● **EXERCISE DETAILS**: Repeat the records in full. No pictures belong in the copy.

** Opening INPUT MATERIAL block **

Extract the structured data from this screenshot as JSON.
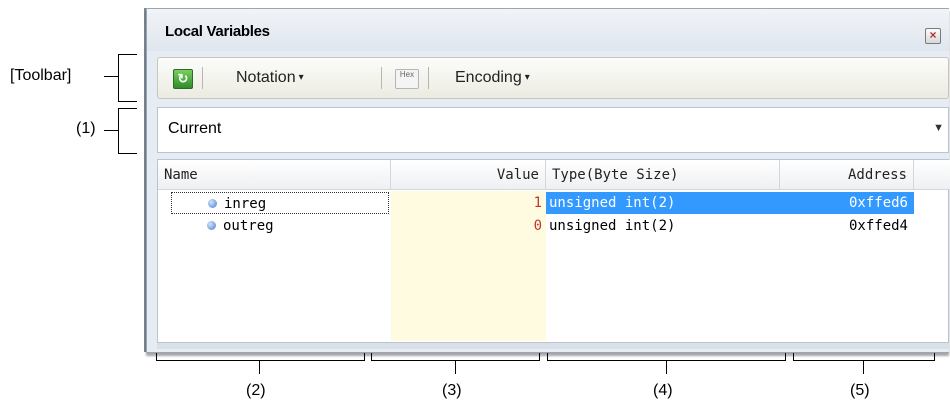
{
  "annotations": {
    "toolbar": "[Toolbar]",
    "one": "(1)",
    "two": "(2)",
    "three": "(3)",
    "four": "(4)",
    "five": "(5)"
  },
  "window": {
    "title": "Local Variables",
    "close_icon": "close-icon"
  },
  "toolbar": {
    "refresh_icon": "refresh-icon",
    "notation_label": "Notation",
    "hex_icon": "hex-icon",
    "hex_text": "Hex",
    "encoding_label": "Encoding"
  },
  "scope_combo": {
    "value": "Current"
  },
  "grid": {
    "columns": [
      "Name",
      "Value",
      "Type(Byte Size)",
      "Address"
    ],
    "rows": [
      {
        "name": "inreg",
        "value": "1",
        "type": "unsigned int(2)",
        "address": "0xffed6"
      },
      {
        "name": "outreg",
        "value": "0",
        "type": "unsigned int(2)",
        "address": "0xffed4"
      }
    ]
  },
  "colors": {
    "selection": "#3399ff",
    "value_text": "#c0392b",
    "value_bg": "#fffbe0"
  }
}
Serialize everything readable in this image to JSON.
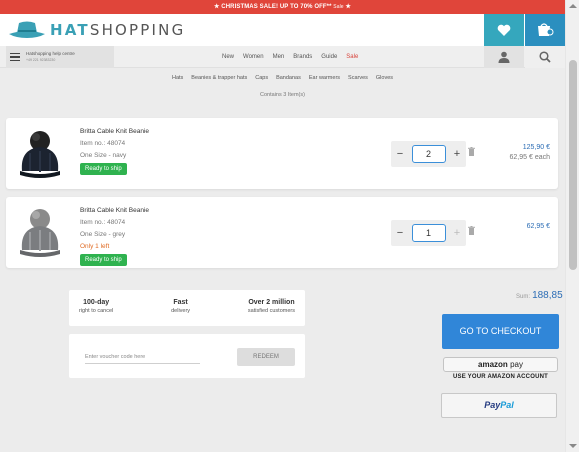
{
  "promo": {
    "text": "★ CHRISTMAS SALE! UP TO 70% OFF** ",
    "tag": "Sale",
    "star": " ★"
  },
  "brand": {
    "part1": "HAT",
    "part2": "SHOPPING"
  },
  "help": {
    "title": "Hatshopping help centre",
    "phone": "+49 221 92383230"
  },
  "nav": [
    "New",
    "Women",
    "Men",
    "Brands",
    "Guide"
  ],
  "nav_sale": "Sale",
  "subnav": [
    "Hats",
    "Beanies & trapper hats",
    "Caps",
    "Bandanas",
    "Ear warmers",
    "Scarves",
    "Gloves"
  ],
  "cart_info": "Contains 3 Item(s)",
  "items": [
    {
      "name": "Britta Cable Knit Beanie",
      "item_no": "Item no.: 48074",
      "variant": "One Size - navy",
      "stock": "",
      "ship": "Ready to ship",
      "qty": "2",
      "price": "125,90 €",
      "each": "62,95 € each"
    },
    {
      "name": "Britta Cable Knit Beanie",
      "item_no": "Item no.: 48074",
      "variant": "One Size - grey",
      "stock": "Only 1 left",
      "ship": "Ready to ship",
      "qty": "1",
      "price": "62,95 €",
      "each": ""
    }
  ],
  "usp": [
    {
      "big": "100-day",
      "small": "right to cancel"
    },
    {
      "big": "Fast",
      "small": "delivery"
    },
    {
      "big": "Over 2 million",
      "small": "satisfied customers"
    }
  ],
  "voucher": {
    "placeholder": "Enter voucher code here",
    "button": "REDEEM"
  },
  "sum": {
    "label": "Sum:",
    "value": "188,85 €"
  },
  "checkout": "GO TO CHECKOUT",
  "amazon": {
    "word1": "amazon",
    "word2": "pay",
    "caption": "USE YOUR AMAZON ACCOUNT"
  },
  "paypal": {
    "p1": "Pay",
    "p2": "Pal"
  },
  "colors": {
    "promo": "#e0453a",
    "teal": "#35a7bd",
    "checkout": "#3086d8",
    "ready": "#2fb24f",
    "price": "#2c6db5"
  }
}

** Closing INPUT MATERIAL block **

● **RESULT**:
Extract the structured data from this screenshot as JSON.
{
  "annotations": {
    "toolbar": "[Toolbar]",
    "one": "(1)",
    "two": "(2)",
    "three": "(3)",
    "four": "(4)",
    "five": "(5)"
  },
  "window": {
    "title": "Local Variables",
    "close_icon": "close-icon"
  },
  "toolbar": {
    "refresh_icon": "refresh-icon",
    "notation_label": "Notation",
    "hex_icon": "hex-icon",
    "hex_text": "Hex",
    "encoding_label": "Encoding"
  },
  "scope_combo": {
    "value": "Current"
  },
  "grid": {
    "columns": [
      "Name",
      "Value",
      "Type(Byte Size)",
      "Address"
    ],
    "rows": [
      {
        "name": "inreg",
        "value": "1",
        "type": "unsigned int(2)",
        "address": "0xffed6"
      },
      {
        "name": "outreg",
        "value": "0",
        "type": "unsigned int(2)",
        "address": "0xffed4"
      }
    ]
  },
  "colors": {
    "selection": "#3399ff",
    "value_text": "#c0392b",
    "value_bg": "#fffbe0"
  }
}
Serialize everything readable in this image to JSON.
{
  "promo": {
    "text": "★ CHRISTMAS SALE! UP TO 70% OFF** ",
    "tag": "Sale",
    "star": " ★"
  },
  "brand": {
    "part1": "HAT",
    "part2": "SHOPPING"
  },
  "help": {
    "title": "Hatshopping help centre",
    "phone": "+49 221 92383230"
  },
  "nav": [
    "New",
    "Women",
    "Men",
    "Brands",
    "Guide"
  ],
  "nav_sale": "Sale",
  "subnav": [
    "Hats",
    "Beanies & trapper hats",
    "Caps",
    "Bandanas",
    "Ear warmers",
    "Scarves",
    "Gloves"
  ],
  "cart_info": "Contains 3 Item(s)",
  "items": [
    {
      "name": "Britta Cable Knit Beanie",
      "item_no": "Item no.: 48074",
      "variant": "One Size - navy",
      "stock": "",
      "ship": "Ready to ship",
      "qty": "2",
      "price": "125,90 €",
      "each": "62,95 € each"
    },
    {
      "name": "Britta Cable Knit Beanie",
      "item_no": "Item no.: 48074",
      "variant": "One Size - grey",
      "stock": "Only 1 left",
      "ship": "Ready to ship",
      "qty": "1",
      "price": "62,95 €",
      "each": ""
    }
  ],
  "usp": [
    {
      "big": "100-day",
      "small": "right to cancel"
    },
    {
      "big": "Fast",
      "small": "delivery"
    },
    {
      "big": "Over 2 million",
      "small": "satisfied customers"
    }
  ],
  "voucher": {
    "placeholder": "Enter voucher code here",
    "button": "REDEEM"
  },
  "sum": {
    "label": "Sum:",
    "value": "188,85 €"
  },
  "checkout": "GO TO CHECKOUT",
  "amazon": {
    "word1": "amazon",
    "word2": "pay",
    "caption": "USE YOUR AMAZON ACCOUNT"
  },
  "paypal": {
    "p1": "Pay",
    "p2": "Pal"
  },
  "colors": {
    "promo": "#e0453a",
    "teal": "#35a7bd",
    "checkout": "#3086d8",
    "ready": "#2fb24f",
    "price": "#2c6db5"
  }
}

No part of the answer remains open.